Brief:
Output only the entries, exactly as given, without the pictures.

Provided entries:
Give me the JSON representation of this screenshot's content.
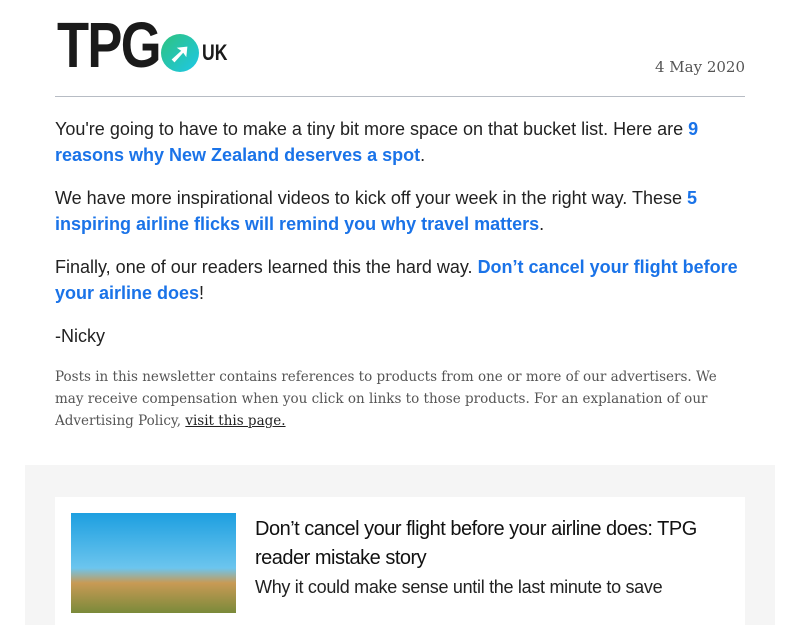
{
  "header": {
    "logo_text": "TPG",
    "logo_suffix": "UK",
    "date": "4 May 2020"
  },
  "paragraphs": [
    {
      "before": "You're going to have to make a tiny bit more space on that bucket list. Here are ",
      "link": "9 reasons why New Zealand deserves a spot",
      "after": "."
    },
    {
      "before": "We have more inspirational videos to kick off your week in the right way. These ",
      "link": "5 inspiring airline flicks will remind you why travel matters",
      "after": "."
    },
    {
      "before": "Finally, one of our readers learned this the hard way. ",
      "link": "Don’t cancel your flight before your airline does",
      "after": "!"
    }
  ],
  "signature": "-Nicky",
  "disclaimer": {
    "text": "Posts in this newsletter contains references to products from one or more of our advertisers. We may receive compensation when you click on links to those products. For an explanation of our Advertising Policy, ",
    "link": "visit this page."
  },
  "card": {
    "title": "Don’t cancel your flight before your airline does: TPG reader mistake story",
    "description": "Why it could make sense until the last minute to save"
  },
  "colors": {
    "link": "#1a73e8",
    "panel": "#f5f5f5"
  }
}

Solution below:
Give me the JSON representation of this screenshot's content.
{
  "header": {
    "logo_text": "TPG",
    "logo_suffix": "UK",
    "date": "4 May 2020"
  },
  "paragraphs": [
    {
      "before": "You're going to have to make a tiny bit more space on that bucket list. Here are ",
      "link": "9 reasons why New Zealand deserves a spot",
      "after": "."
    },
    {
      "before": "We have more inspirational videos to kick off your week in the right way. These ",
      "link": "5 inspiring airline flicks will remind you why travel matters",
      "after": "."
    },
    {
      "before": "Finally, one of our readers learned this the hard way. ",
      "link": "Don’t cancel your flight before your airline does",
      "after": "!"
    }
  ],
  "signature": "-Nicky",
  "disclaimer": {
    "text": "Posts in this newsletter contains references to products from one or more of our advertisers. We may receive compensation when you click on links to those products. For an explanation of our Advertising Policy, ",
    "link": "visit this page."
  },
  "card": {
    "title": "Don’t cancel your flight before your airline does: TPG reader mistake story",
    "description": "Why it could make sense until the last minute to save"
  },
  "colors": {
    "link": "#1a73e8",
    "panel": "#f5f5f5"
  }
}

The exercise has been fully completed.